**Exercise prompt:**
Please restate each entry word for word and leave the pictures out.

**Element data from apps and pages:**
+--

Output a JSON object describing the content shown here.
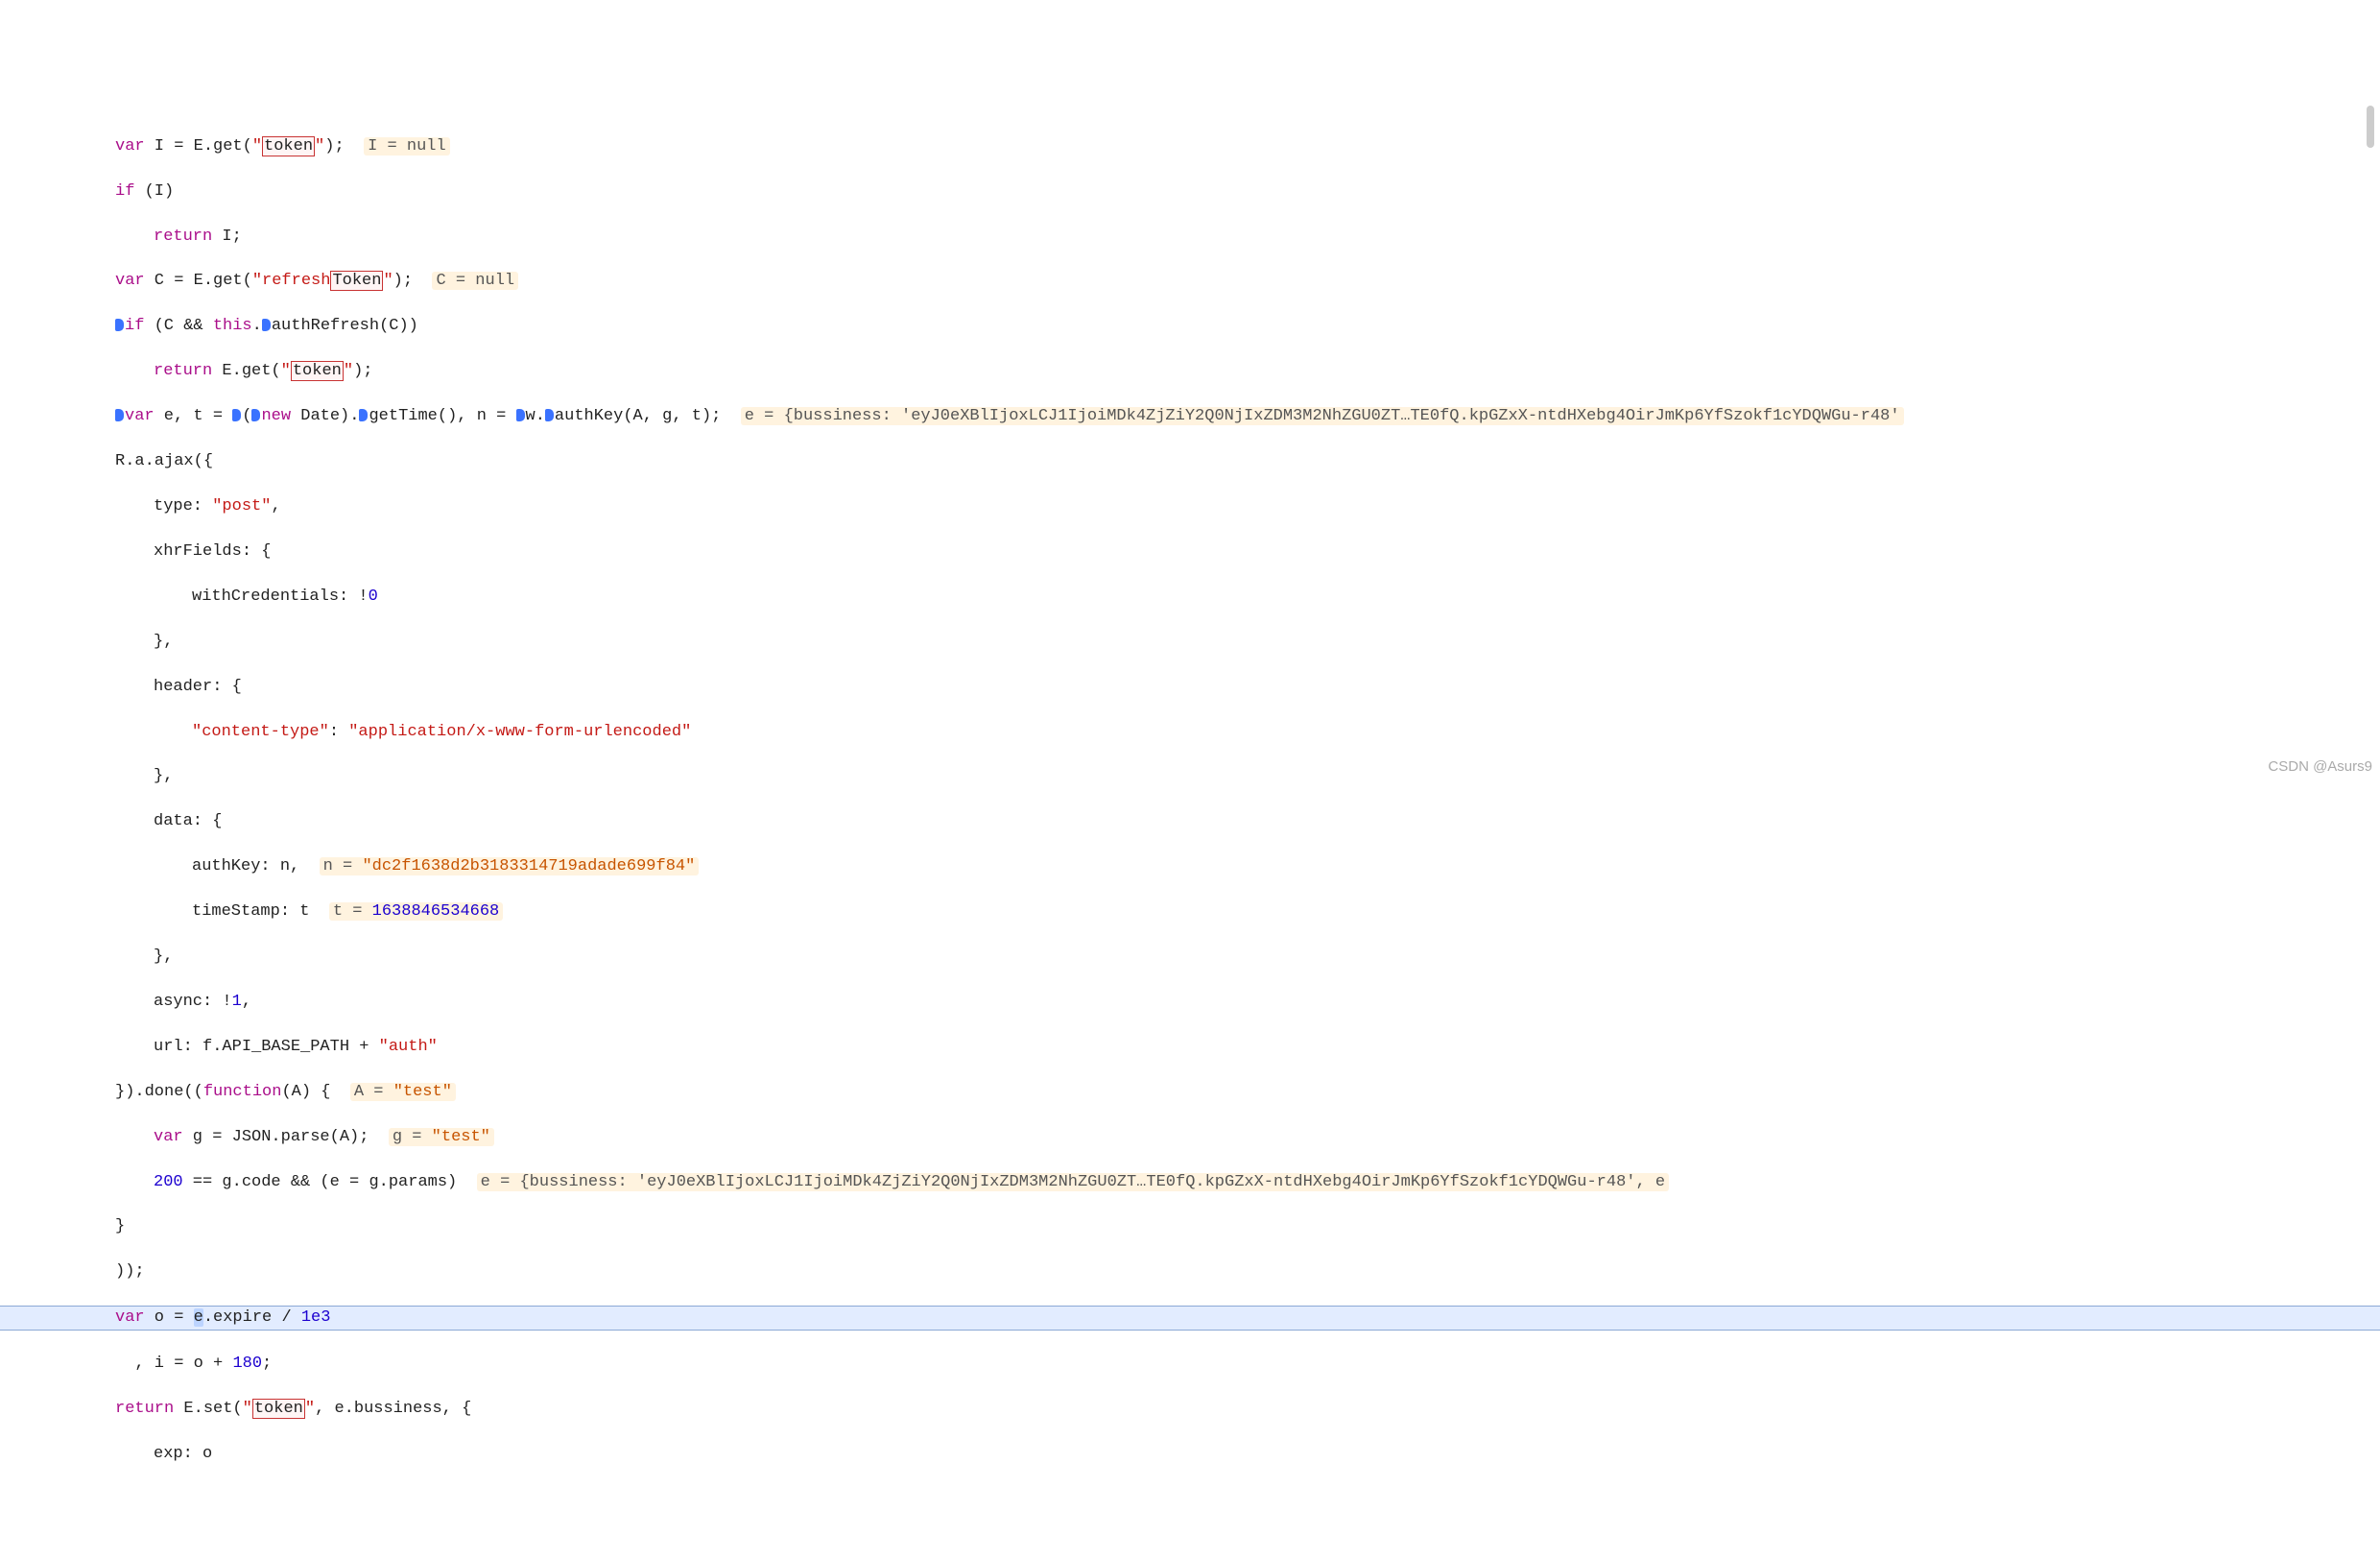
{
  "watermark": "CSDN @Asurs9",
  "code": {
    "l01a_kw1": "var",
    "l01a_txt": " I = E.get(",
    "l01a_str": "\"",
    "l01a_tok": "token",
    "l01a_str2": "\"",
    "l01a_txt2": ");  ",
    "l01a_inl": "I = null",
    "l02_kw": "if",
    "l02_txt": " (I)",
    "l03_kw": "return",
    "l03_txt": " I;",
    "l04_kw": "var",
    "l04_txt": " C = E.get(",
    "l04_str": "\"refresh",
    "l04_tok": "Token",
    "l04_str2": "\"",
    "l04_txt2": ");  ",
    "l04_inl": "C = null",
    "l05_kw": "if",
    "l05_txt1": " (C && ",
    "l05_kw2": "this",
    "l05_txt2": ".",
    "l05_fn": "authRefresh",
    "l05_txt3": "(C))",
    "l06_kw": "return",
    "l06_txt": " E.get(",
    "l06_str": "\"",
    "l06_tok": "token",
    "l06_str2": "\"",
    "l06_txt2": ");",
    "l07_kw": "var",
    "l07_txt1": " e, t = ",
    "l07_paren": "(",
    "l07_kw2": "new",
    "l07_txt2": " Date).",
    "l07_fn": "getTime",
    "l07_txt3": "(), n = ",
    "l07_obj": "w.",
    "l07_fn2": "authKey",
    "l07_txt4": "(A, g, t);  ",
    "l07_inl": "e = {bussiness: 'eyJ0eXBlIjoxLCJ1IjoiMDk4ZjZiY2Q0NjIxZDM3M2NhZGU0ZT…TE0fQ.kpGZxX-ntdHXebg4OirJmKp6YfSzokf1cYDQWGu-r48'",
    "l08_txt": "R.a.ajax({",
    "l09_txt1": "type: ",
    "l09_str": "\"post\"",
    "l09_txt2": ",",
    "l10_txt": "xhrFields: {",
    "l11_txt1": "withCredentials: !",
    "l11_num": "0",
    "l12_txt": "},",
    "l13_txt": "header: {",
    "l14_str1": "\"content-type\"",
    "l14_txt": ": ",
    "l14_str2": "\"application/x-www-form-urlencoded\"",
    "l15_txt": "},",
    "l16_txt": "data: {",
    "l17_txt": "authKey: n,  ",
    "l17_inl_name": "n = ",
    "l17_inl_val": "\"dc2f1638d2b3183314719adade699f84\"",
    "l18_txt": "timeStamp: t  ",
    "l18_inl_name": "t = ",
    "l18_inl_val": "1638846534668",
    "l19_txt": "},",
    "l20_txt1": "async: !",
    "l20_num": "1",
    "l20_txt2": ",",
    "l21_txt1": "url: f.API_BASE_PATH + ",
    "l21_str": "\"auth\"",
    "l22_txt1": "}).done((",
    "l22_kw": "function",
    "l22_txt2": "(A) {  ",
    "l22_inl_name": "A = ",
    "l22_inl_val": "\"test\"",
    "l23_kw": "var",
    "l23_txt": " g = JSON.parse(A);  ",
    "l23_inl_name": "g = ",
    "l23_inl_val": "\"test\"",
    "l24_num": "200",
    "l24_txt": " == g.code && (e = g.params)  ",
    "l24_inl": "e = {bussiness: 'eyJ0eXBlIjoxLCJ1IjoiMDk4ZjZiY2Q0NjIxZDM3M2NhZGU0ZT…TE0fQ.kpGZxX-ntdHXebg4OirJmKp6YfSzokf1cYDQWGu-r48', e",
    "l25_txt": "}",
    "l26_txt": "));",
    "l27_kw": "var",
    "l27_txt1": " o = ",
    "l27_hi": "e",
    "l27_txt2": ".expire / ",
    "l27_num": "1e3",
    "l28_txt1": ", i = o + ",
    "l28_num": "180",
    "l28_txt2": ";",
    "l29_kw": "return",
    "l29_txt1": " E.set(",
    "l29_str": "\"",
    "l29_tok": "token",
    "l29_str2": "\"",
    "l29_txt2": ", e.bussiness, {",
    "l30_txt": "exp: o"
  }
}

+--

**Response below:**
Output a JSON object describing the content shown here.
{
  "watermark": "CSDN @Asurs9",
  "code": {
    "l01a_kw1": "var",
    "l01a_txt": " I = E.get(",
    "l01a_str": "\"",
    "l01a_tok": "token",
    "l01a_str2": "\"",
    "l01a_txt2": ");  ",
    "l01a_inl": "I = null",
    "l02_kw": "if",
    "l02_txt": " (I)",
    "l03_kw": "return",
    "l03_txt": " I;",
    "l04_kw": "var",
    "l04_txt": " C = E.get(",
    "l04_str": "\"refresh",
    "l04_tok": "Token",
    "l04_str2": "\"",
    "l04_txt2": ");  ",
    "l04_inl": "C = null",
    "l05_kw": "if",
    "l05_txt1": " (C && ",
    "l05_kw2": "this",
    "l05_txt2": ".",
    "l05_fn": "authRefresh",
    "l05_txt3": "(C))",
    "l06_kw": "return",
    "l06_txt": " E.get(",
    "l06_str": "\"",
    "l06_tok": "token",
    "l06_str2": "\"",
    "l06_txt2": ");",
    "l07_kw": "var",
    "l07_txt1": " e, t = ",
    "l07_paren": "(",
    "l07_kw2": "new",
    "l07_txt2": " Date).",
    "l07_fn": "getTime",
    "l07_txt3": "(), n = ",
    "l07_obj": "w.",
    "l07_fn2": "authKey",
    "l07_txt4": "(A, g, t);  ",
    "l07_inl": "e = {bussiness: 'eyJ0eXBlIjoxLCJ1IjoiMDk4ZjZiY2Q0NjIxZDM3M2NhZGU0ZT…TE0fQ.kpGZxX-ntdHXebg4OirJmKp6YfSzokf1cYDQWGu-r48'",
    "l08_txt": "R.a.ajax({",
    "l09_txt1": "type: ",
    "l09_str": "\"post\"",
    "l09_txt2": ",",
    "l10_txt": "xhrFields: {",
    "l11_txt1": "withCredentials: !",
    "l11_num": "0",
    "l12_txt": "},",
    "l13_txt": "header: {",
    "l14_str1": "\"content-type\"",
    "l14_txt": ": ",
    "l14_str2": "\"application/x-www-form-urlencoded\"",
    "l15_txt": "},",
    "l16_txt": "data: {",
    "l17_txt": "authKey: n,  ",
    "l17_inl_name": "n = ",
    "l17_inl_val": "\"dc2f1638d2b3183314719adade699f84\"",
    "l18_txt": "timeStamp: t  ",
    "l18_inl_name": "t = ",
    "l18_inl_val": "1638846534668",
    "l19_txt": "},",
    "l20_txt1": "async: !",
    "l20_num": "1",
    "l20_txt2": ",",
    "l21_txt1": "url: f.API_BASE_PATH + ",
    "l21_str": "\"auth\"",
    "l22_txt1": "}).done((",
    "l22_kw": "function",
    "l22_txt2": "(A) {  ",
    "l22_inl_name": "A = ",
    "l22_inl_val": "\"test\"",
    "l23_kw": "var",
    "l23_txt": " g = JSON.parse(A);  ",
    "l23_inl_name": "g = ",
    "l23_inl_val": "\"test\"",
    "l24_num": "200",
    "l24_txt": " == g.code && (e = g.params)  ",
    "l24_inl": "e = {bussiness: 'eyJ0eXBlIjoxLCJ1IjoiMDk4ZjZiY2Q0NjIxZDM3M2NhZGU0ZT…TE0fQ.kpGZxX-ntdHXebg4OirJmKp6YfSzokf1cYDQWGu-r48', e",
    "l25_txt": "}",
    "l26_txt": "));",
    "l27_kw": "var",
    "l27_txt1": " o = ",
    "l27_hi": "e",
    "l27_txt2": ".expire / ",
    "l27_num": "1e3",
    "l28_txt1": ", i = o + ",
    "l28_num": "180",
    "l28_txt2": ";",
    "l29_kw": "return",
    "l29_txt1": " E.set(",
    "l29_str": "\"",
    "l29_tok": "token",
    "l29_str2": "\"",
    "l29_txt2": ", e.bussiness, {",
    "l30_txt": "exp: o"
  }
}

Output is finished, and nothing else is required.